Impact of Land Use History

The soils are too poor for most types of agriculture, and pitch pines are not a very usable timber species, so much of the area was left undisturbed in America's great land rush. However the northeastern Atlantic costal pine barren ecosystem is wonderfully suited to commercial cranberry and blueberry growing. New Jersey weighs in as the #3 and #5 state for cranberry and blueberry production, respectively, with growers concentrated almost entirely in the Pine Barrens. And this agricultural bounty is in spite of the state's small size. Cranberry bogs are a common sight in the area. NJ horticulturalist Elizabeth White created the first commercially viable blueberry plants in the Pine Barrens.

Red cedar, which grows in swamps dotting the Pine Barrens, is highly valued for its fragrant, rot-resistant wood. It historically has been harvested extensively in New Jersey. I witnessed the aftermath of a huge cedar harvest in Double Trouble State Park in 2016.

Bog iron, or ironstone, was mined in the Pines, at places such as Batsto Village, now a historical museum.

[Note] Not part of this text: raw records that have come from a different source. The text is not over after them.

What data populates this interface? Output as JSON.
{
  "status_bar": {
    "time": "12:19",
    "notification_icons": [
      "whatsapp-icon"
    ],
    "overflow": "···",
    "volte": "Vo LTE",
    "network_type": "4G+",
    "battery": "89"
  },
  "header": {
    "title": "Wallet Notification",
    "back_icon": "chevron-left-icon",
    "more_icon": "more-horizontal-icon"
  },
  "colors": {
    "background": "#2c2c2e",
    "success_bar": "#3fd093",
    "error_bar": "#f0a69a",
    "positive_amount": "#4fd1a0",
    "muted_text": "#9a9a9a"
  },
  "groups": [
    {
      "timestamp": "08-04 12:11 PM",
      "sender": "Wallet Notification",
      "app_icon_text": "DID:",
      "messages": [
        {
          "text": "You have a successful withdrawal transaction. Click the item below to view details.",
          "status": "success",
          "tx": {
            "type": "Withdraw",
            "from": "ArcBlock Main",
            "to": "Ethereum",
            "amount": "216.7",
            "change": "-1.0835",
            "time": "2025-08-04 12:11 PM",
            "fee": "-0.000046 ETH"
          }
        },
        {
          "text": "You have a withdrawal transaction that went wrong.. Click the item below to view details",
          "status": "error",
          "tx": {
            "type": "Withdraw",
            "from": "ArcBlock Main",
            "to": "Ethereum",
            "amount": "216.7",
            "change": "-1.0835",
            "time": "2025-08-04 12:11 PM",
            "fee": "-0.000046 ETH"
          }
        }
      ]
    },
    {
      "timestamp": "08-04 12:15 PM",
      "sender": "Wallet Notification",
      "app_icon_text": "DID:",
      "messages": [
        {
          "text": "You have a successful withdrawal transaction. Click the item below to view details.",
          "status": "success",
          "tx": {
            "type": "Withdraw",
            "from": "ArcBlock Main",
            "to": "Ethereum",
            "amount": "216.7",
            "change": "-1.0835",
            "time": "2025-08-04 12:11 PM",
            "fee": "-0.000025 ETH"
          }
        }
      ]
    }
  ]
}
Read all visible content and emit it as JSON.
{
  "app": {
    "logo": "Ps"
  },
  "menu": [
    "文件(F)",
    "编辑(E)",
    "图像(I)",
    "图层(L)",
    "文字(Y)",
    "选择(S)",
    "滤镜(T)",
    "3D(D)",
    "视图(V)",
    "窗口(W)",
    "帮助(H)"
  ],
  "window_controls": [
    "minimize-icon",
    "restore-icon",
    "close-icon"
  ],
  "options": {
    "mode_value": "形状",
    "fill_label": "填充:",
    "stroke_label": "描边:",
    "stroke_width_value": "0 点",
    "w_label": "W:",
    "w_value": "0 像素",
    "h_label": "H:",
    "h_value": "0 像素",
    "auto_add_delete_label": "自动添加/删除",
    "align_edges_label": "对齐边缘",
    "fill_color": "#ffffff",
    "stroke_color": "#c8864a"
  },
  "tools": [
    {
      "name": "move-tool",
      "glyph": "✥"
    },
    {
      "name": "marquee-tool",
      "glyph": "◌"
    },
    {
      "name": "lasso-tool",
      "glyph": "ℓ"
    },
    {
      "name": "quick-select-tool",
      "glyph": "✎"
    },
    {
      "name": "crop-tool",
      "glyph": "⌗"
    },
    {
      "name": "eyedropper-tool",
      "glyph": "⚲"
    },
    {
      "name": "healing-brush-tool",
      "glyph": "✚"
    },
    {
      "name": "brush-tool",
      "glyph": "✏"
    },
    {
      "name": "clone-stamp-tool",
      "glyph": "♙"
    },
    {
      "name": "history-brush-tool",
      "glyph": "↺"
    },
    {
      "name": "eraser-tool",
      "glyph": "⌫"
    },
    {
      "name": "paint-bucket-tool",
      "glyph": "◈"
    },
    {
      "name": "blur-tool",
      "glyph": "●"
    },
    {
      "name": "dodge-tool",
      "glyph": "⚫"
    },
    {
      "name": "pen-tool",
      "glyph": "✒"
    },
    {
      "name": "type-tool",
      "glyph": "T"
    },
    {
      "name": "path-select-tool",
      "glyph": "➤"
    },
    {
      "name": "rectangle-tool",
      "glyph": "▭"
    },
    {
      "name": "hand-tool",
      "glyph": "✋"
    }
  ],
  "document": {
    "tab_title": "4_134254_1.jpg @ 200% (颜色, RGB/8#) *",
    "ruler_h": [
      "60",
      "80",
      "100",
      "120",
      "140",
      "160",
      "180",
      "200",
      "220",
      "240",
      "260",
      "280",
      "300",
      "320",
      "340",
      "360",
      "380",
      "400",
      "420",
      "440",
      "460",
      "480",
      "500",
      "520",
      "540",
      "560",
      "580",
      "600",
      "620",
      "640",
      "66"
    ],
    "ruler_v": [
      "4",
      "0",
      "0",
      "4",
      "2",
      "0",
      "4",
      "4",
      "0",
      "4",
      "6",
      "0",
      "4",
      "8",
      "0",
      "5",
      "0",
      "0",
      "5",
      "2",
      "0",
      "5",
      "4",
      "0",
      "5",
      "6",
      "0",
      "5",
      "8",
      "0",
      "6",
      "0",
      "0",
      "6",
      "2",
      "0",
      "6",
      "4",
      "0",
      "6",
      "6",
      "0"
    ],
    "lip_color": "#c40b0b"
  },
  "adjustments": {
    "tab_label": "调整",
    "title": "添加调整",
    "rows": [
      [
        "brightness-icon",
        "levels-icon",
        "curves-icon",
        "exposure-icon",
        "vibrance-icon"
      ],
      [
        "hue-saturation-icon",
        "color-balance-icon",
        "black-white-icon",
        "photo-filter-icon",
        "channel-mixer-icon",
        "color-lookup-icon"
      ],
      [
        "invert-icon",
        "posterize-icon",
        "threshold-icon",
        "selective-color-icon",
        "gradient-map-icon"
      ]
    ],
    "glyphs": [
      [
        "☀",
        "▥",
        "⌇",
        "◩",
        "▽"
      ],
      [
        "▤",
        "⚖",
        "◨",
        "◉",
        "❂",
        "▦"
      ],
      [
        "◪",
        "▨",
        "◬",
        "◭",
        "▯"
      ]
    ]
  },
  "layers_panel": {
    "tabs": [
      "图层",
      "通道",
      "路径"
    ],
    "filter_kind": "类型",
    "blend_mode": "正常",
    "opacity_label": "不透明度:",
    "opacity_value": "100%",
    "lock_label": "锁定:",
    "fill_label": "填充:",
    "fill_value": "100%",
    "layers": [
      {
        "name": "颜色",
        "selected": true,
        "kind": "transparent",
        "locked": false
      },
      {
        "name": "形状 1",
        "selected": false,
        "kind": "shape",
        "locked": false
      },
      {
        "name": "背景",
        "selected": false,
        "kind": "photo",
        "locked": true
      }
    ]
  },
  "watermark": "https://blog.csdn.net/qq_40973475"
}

The military has some facilities in the Pine Barrens. They like to drop bombs there, and have been known to cause forest fires. One time, exploring some back roads in the pine barrens, we got to a barrier with all kinds of military warning signs not to go past it: "Danger: Laser in use" is one I remember. I think we'd stumbled across some sort of bombing range.

There was a particularly extensive forest fire maybe 20 years ago, the effects of which can still be seen from the Parkway.


The Pine Barrens have river systems all their own, some draining southeast into the Atlantic bays, others southwest into Delaware Bay. These are obviously fairly flat rivers, which tend to wind extensively. One fun thing about them is that the water is tea colored: brown but clear. The simple layperson's explanation for this phenomenon is "because of all the pine needles."

A massive aquifer lies beneath the Pine Barrens. I'm not a hydrologist, but I think the layers of unconsolidated sand that underlie the region contribute to the quality of the aquifer. Also I think the fact that industrial development in the region was limited is another major plus for water quality. The presence of the aquifer is often cited as justification for state and federal protection of much of the Pinelands - the part not owned by the military at least. The water could, in a pinch, be delivered to the New York and/or Philly metro areas.


The region's isolation in former times and lack of a well-developed agrarian economy caused it to develop its own insular rural "Piney" culture, with its own dialect.

The Pine Barrens have a certain folk appeal throughout NJ culture. They're our very own wilderness. I've found that people in NJ like to share facts they know about the Pine Barrens. Some of us have read John McPhee's excellent book The Pine Barrens. It's also an area we can go to for rural experiences unusual in New Jersey, like driving endlessly on bumpy, muddy back roads empty of people. There is definitely a feeling of desolation there that one doesn't often find in the New York area.

Apparently there was a Sopranos episode about the Pine Barrens?